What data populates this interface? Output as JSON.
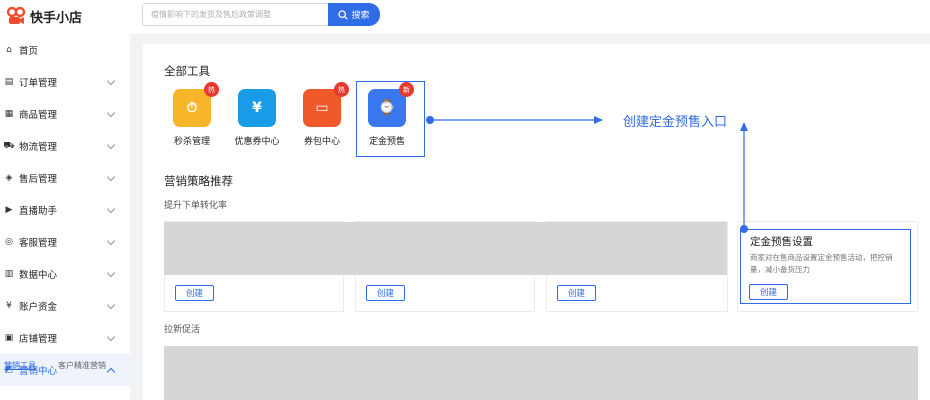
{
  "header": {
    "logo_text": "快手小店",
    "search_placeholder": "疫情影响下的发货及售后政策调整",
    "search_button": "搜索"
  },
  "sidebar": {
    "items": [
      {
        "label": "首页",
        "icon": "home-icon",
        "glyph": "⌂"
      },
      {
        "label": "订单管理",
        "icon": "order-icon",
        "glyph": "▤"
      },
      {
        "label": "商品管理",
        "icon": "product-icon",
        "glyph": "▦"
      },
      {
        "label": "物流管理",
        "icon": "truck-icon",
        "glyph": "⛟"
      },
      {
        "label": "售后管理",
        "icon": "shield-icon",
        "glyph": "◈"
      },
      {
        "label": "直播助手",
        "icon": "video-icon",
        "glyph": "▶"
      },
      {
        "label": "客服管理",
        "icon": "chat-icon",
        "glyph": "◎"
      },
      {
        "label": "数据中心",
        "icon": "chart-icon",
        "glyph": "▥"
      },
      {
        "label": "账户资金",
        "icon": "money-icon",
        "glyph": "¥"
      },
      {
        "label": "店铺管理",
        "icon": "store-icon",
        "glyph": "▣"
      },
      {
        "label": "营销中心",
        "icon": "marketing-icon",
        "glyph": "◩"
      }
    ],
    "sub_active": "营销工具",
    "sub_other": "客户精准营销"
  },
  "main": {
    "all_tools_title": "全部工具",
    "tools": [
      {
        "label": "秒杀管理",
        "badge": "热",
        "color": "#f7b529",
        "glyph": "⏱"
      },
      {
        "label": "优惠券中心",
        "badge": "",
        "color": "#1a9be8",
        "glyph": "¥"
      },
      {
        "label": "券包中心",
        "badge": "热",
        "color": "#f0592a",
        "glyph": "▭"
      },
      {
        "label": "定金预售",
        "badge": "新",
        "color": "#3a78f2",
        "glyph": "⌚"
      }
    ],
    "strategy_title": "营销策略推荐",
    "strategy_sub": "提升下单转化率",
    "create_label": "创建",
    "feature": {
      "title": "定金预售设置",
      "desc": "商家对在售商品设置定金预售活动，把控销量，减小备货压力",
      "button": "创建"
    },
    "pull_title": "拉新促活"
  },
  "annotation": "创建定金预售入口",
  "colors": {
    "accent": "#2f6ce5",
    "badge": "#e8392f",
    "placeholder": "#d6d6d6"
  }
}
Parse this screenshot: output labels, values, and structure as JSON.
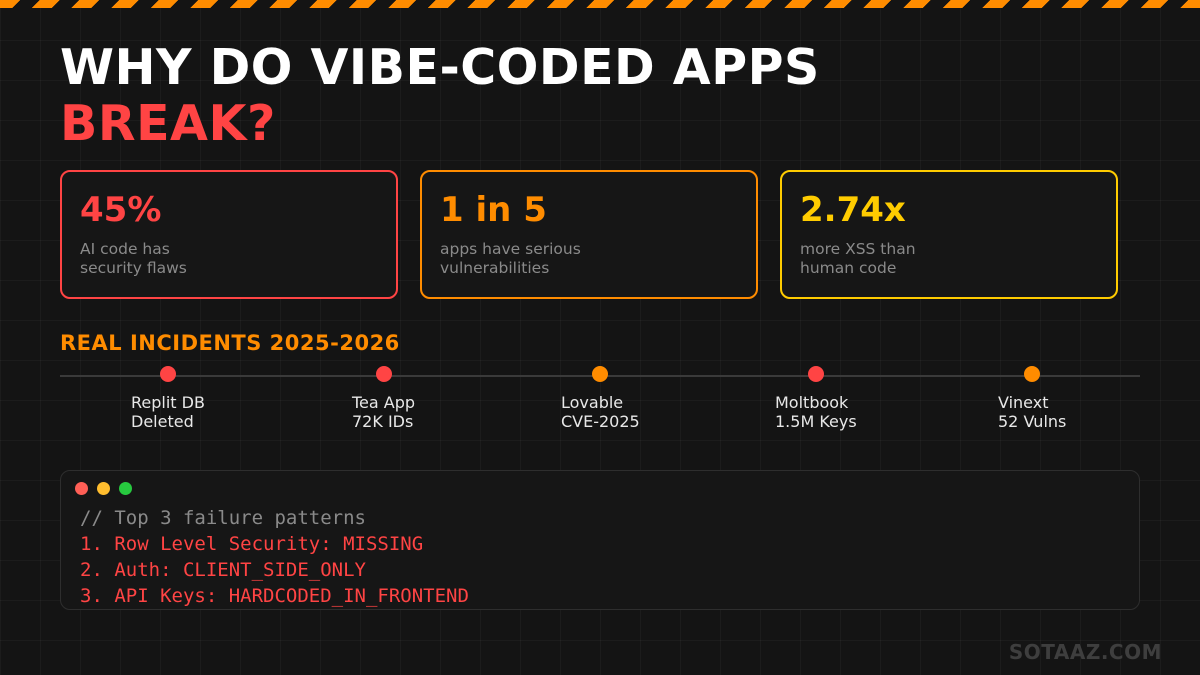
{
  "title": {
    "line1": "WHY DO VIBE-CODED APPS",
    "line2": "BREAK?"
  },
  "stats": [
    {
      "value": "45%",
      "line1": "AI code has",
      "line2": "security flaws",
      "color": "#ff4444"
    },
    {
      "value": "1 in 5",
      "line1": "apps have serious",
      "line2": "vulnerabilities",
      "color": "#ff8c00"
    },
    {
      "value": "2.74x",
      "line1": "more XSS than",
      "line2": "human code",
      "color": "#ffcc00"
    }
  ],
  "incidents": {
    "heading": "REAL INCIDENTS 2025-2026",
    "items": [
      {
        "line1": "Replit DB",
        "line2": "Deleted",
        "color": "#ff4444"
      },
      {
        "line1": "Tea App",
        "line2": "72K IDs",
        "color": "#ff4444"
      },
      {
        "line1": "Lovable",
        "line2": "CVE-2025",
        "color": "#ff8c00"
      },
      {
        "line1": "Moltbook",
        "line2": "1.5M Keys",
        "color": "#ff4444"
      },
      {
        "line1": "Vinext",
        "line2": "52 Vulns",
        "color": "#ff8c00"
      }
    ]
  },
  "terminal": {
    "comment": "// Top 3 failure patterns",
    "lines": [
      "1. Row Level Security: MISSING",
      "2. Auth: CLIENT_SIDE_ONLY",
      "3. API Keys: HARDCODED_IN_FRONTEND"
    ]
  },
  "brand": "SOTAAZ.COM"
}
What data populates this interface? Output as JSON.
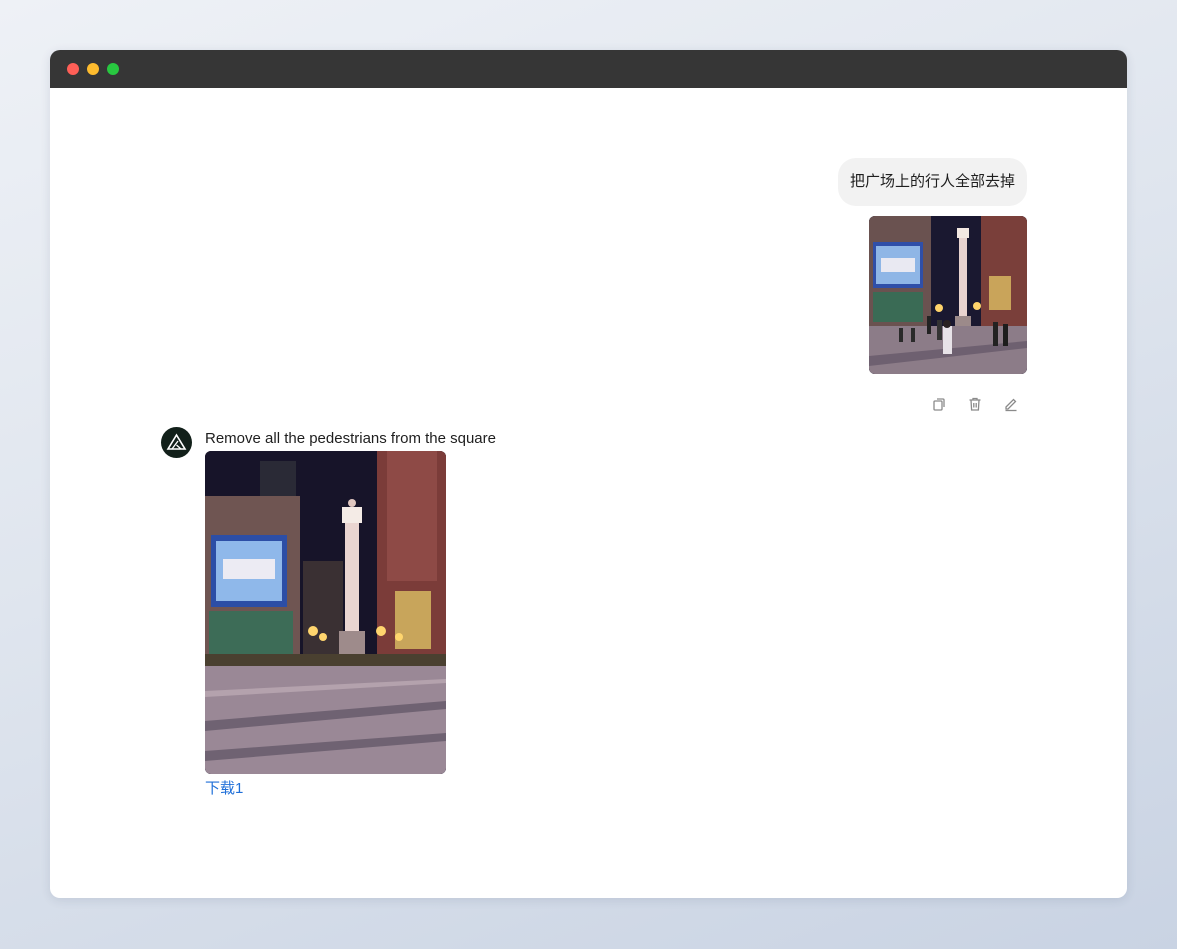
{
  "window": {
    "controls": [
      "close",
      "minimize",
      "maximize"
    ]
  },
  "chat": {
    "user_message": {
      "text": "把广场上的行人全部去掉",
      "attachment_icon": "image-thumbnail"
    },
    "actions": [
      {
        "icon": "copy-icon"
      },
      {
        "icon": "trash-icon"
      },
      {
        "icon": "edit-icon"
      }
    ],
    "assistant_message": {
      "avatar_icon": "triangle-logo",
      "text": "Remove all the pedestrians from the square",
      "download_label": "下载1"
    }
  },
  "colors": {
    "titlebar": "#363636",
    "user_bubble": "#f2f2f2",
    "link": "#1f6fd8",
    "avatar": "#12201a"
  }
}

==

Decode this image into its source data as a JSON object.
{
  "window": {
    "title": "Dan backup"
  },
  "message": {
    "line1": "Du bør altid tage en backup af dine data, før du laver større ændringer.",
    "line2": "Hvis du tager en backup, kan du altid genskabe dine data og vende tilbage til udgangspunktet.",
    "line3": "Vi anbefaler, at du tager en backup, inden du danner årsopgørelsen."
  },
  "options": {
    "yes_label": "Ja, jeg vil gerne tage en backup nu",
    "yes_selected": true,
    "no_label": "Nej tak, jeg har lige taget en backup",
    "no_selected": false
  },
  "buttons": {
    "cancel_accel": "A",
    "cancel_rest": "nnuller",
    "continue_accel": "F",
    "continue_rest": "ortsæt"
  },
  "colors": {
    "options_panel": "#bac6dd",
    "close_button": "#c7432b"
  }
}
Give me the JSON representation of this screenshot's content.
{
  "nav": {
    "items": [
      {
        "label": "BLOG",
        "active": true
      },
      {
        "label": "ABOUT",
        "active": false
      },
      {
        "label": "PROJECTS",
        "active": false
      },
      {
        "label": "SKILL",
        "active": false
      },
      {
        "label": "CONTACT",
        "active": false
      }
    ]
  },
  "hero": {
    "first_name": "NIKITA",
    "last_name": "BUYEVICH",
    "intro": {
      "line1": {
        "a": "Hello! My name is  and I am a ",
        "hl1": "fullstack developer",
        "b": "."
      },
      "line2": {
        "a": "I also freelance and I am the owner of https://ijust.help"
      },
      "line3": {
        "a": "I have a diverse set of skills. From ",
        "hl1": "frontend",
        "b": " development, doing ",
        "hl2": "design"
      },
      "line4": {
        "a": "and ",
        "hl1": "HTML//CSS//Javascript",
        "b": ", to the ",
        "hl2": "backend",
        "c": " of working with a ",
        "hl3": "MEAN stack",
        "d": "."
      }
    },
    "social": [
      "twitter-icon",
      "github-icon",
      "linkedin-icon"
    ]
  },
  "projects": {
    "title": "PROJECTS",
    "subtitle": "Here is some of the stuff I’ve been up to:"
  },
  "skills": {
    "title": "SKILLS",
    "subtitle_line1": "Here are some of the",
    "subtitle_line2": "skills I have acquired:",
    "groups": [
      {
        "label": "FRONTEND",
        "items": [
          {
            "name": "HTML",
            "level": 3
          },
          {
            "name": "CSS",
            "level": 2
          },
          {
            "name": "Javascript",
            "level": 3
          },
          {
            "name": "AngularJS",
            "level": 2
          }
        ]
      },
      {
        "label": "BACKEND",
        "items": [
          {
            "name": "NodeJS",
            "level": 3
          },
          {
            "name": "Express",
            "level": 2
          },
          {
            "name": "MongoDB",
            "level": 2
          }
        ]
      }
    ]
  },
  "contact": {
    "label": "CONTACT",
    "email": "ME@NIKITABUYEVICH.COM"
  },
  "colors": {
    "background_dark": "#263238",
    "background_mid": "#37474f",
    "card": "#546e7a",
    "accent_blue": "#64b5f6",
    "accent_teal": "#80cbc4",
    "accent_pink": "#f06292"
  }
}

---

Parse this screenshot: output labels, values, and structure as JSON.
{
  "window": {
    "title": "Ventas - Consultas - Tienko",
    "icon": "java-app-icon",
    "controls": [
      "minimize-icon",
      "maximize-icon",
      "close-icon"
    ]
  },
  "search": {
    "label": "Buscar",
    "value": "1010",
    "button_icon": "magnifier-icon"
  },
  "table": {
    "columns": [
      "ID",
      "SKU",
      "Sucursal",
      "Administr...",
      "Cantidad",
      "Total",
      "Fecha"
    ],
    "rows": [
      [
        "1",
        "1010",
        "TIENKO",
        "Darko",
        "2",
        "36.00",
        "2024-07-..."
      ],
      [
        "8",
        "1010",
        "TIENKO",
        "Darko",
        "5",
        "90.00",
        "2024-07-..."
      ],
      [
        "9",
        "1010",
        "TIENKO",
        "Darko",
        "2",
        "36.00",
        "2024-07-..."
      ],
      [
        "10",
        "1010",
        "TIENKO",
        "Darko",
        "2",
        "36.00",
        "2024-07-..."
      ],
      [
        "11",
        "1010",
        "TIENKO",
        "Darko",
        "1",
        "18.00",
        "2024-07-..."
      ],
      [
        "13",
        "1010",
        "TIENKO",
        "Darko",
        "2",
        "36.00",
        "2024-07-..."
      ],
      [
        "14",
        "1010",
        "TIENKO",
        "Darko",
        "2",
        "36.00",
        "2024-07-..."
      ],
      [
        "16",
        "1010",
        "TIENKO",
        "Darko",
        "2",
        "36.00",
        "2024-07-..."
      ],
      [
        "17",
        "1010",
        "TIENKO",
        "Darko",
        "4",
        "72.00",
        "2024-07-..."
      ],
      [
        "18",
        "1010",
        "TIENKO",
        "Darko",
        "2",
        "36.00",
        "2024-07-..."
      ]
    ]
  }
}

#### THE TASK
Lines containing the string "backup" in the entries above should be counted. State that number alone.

#### FINISHED EXERCISE
6